With every win that pushes Miami (FL) closer to a No. 1 seed in the NCAA tournament and each loss that nudges George Mason further toward mediocrity, Patriots athletic director Tom O’Connor must think to himself, “What have I done?”
Under former head coach Jim Larranaga, George Mason became a mid-major college basketball power over the last several years. The Patriots’ run to the 2006 Final Four is one of the greatest Cinderella stories in NCAA tournament history and George Mason’s basketball success didn’t end there. In Larranaga’s final six seasons just outside Washington, D.C., George Mason reached the NCAA tournament three times and averaged 22.3 victories per year.
Before Larranaga arrived in 1997, the program had exactly one NCAA tournament appearance ever.
And Larranaga’s success on the hardwood had a huge positive influence on the school as a whole. After the Final Four, George Mason received the “Flutie Effect” that turned the little-known school in Fairfax, VA, into a national brand. On top of increases in fundraising, merchandise, attendance and other financial benefits to athletics, applications for the school increased 22% the year after the Final Four run:
Despite all this, O’Connor continually short-changed Larranaga.
There was talk of a new basketball facility after the Final Four to improve recruiting that never came to fruition. Larranaga’s assistants weren’t paid to his liking. After winning 27 games last year and reaching the NCAA tournament again in 2011, Larranaga reportedly received a grand total of just $700,000 – and that’s after a bunch of rinky-dink incentives that O’Connor included in the contract.
In comparison, VCU gave Shaka Smart a contract worth $1.2 million per year after reaching the 2011 Final Four. Butler’s Brad Stevens reportedly made the same amount last year after leading the Bulldogs to the 2010 and ’11 national title games.
Despite reaching the Final Four years earlier, Larranaga made half a million dollars less than Smart and Stevens in 2011. So what did Miami (FL) do? They swooped in with a contract worth $1.3 million per year. Larranaga downplays the money aspect by saying he’s always wanted to coach in the ACC and that he thinks he can win a national title at Miami (FL).
But based on how much Larranaga loves George Mason and the big-time jobs he’d turned down in the past to stay there, I think there’s no way he would have left if he had received fair market value and the resources to contend for a national title at GMU.
O’Connor claimed George Mason was only able to pay Larranage $1 million to keep him in Fairfax. You can’t convince me the additional benefit from having a top-notch mid-major basketball program – especially for a school without a football team – isn’t worth millions of additional dollars to the university not accounted for in the athletic department’s Profit & Loss Statement. If O’Connor couldn’t come up with the money to keep Larranage through fund raising and booster donations, he needed to ask the school president for assistance in getting Larranaga and the basketball program the money it deserved.
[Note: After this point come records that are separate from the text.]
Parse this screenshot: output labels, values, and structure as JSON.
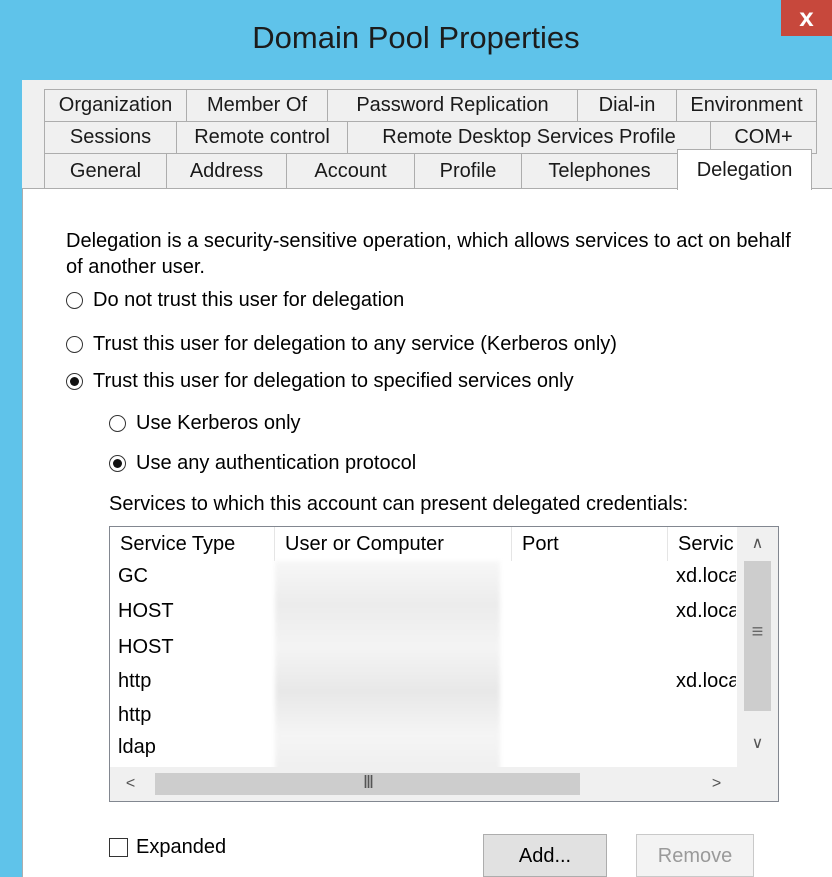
{
  "window": {
    "title": "Domain Pool Properties",
    "close_label": "x"
  },
  "tabs": {
    "row1": [
      "Organization",
      "Member Of",
      "Password Replication",
      "Dial-in",
      "Environment"
    ],
    "row2": [
      "Sessions",
      "Remote control",
      "Remote Desktop Services Profile",
      "COM+"
    ],
    "row3": [
      "General",
      "Address",
      "Account",
      "Profile",
      "Telephones",
      "Delegation"
    ],
    "active": "Delegation"
  },
  "delegation": {
    "description": "Delegation is a security-sensitive operation, which allows services to act on behalf of another user.",
    "options": [
      {
        "label": "Do not trust this user for delegation",
        "checked": false
      },
      {
        "label": "Trust this user for delegation to any service (Kerberos only)",
        "checked": false
      },
      {
        "label": "Trust this user for delegation to specified services only",
        "checked": true
      }
    ],
    "sub_options": [
      {
        "label": "Use Kerberos only",
        "checked": false
      },
      {
        "label": "Use any authentication protocol",
        "checked": true
      }
    ],
    "services_label": "Services to which this account can present delegated credentials:",
    "columns": [
      "Service Type",
      "User or Computer",
      "Port",
      "Servic"
    ],
    "rows": [
      {
        "service_type": "GC",
        "service_name": "xd.loca"
      },
      {
        "service_type": "HOST",
        "service_name": "xd.loca"
      },
      {
        "service_type": "HOST",
        "service_name": ""
      },
      {
        "service_type": "http",
        "service_name": "xd.loca"
      },
      {
        "service_type": "http",
        "service_name": ""
      },
      {
        "service_type": "ldap",
        "service_name": ""
      }
    ],
    "scroll_glyphs": {
      "up": "∧",
      "down": "∨",
      "left": "<",
      "right": ">",
      "grip_v": "≡",
      "grip_h": "III"
    },
    "expanded_label": "Expanded",
    "expanded_checked": false,
    "add_label": "Add...",
    "remove_label": "Remove"
  }
}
But O’Connor let Larranaga walk, and now the George Mason AD is watching Miami (FL) play the best basketball in the nation while George Mason is slipping in Year Two under head coach Paul Hewitt; GMU is currently 14-10 and has lost three of its last five games now that Hewitt no longer has Larranaga’s best former players around. Larranaga’s work in Coral Gables is even more remarkable considering that “The U” has virtually no history of basketball success and even shut down the program in the 1970s due to lack of interest.
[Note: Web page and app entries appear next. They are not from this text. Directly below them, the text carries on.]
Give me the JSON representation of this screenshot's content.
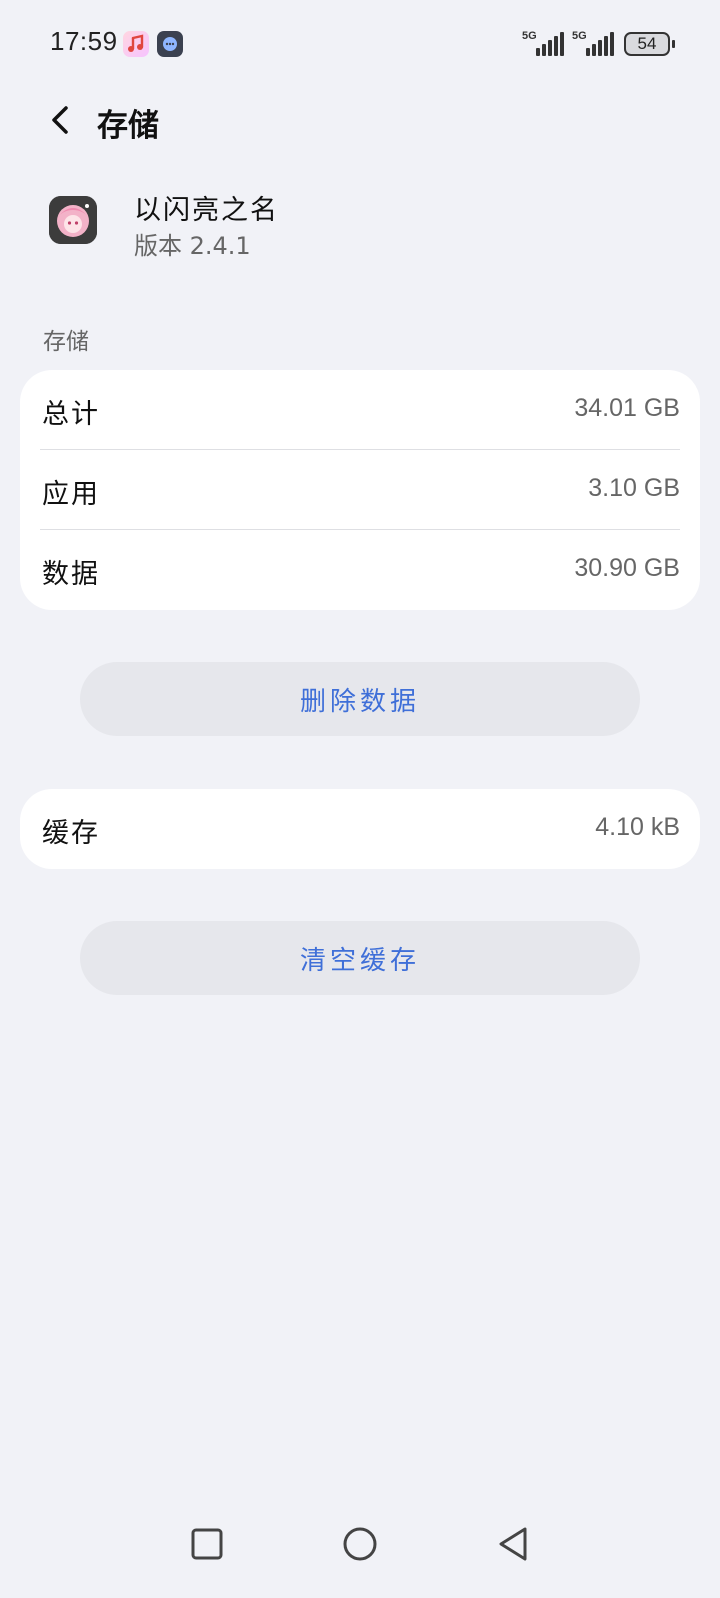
{
  "status_bar": {
    "time": "17:59",
    "network_1": "5G",
    "network_2": "5G",
    "battery": "54",
    "icons": [
      "music-app-icon",
      "chat-app-icon",
      "signal-icon",
      "signal-icon",
      "battery-icon"
    ]
  },
  "header": {
    "title": "存储",
    "back_icon": "chevron-left-icon"
  },
  "app": {
    "name": "以闪亮之名",
    "version": "版本 2.4.1"
  },
  "storage": {
    "section_label": "存储",
    "rows": [
      {
        "label": "总计",
        "value": "34.01 GB"
      },
      {
        "label": "应用",
        "value": "3.10 GB"
      },
      {
        "label": "数据",
        "value": "30.90 GB"
      }
    ],
    "delete_button": "删除数据"
  },
  "cache": {
    "label": "缓存",
    "value": "4.10 kB",
    "clear_button": "清空缓存"
  },
  "nav_bar": {
    "icons": [
      "square-icon",
      "circle-icon",
      "triangle-back-icon"
    ]
  },
  "colors": {
    "background": "#f1f2f7",
    "card": "#ffffff",
    "accent": "#3f6fd8",
    "button_bg": "#e6e7ec"
  }
}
Just how good could have George Mason basketball been if O’Connor had upgraded the facilities and financially taken care of Larranaga and his assistants?
O’Connor will surely be asking himself that for the rest of his life.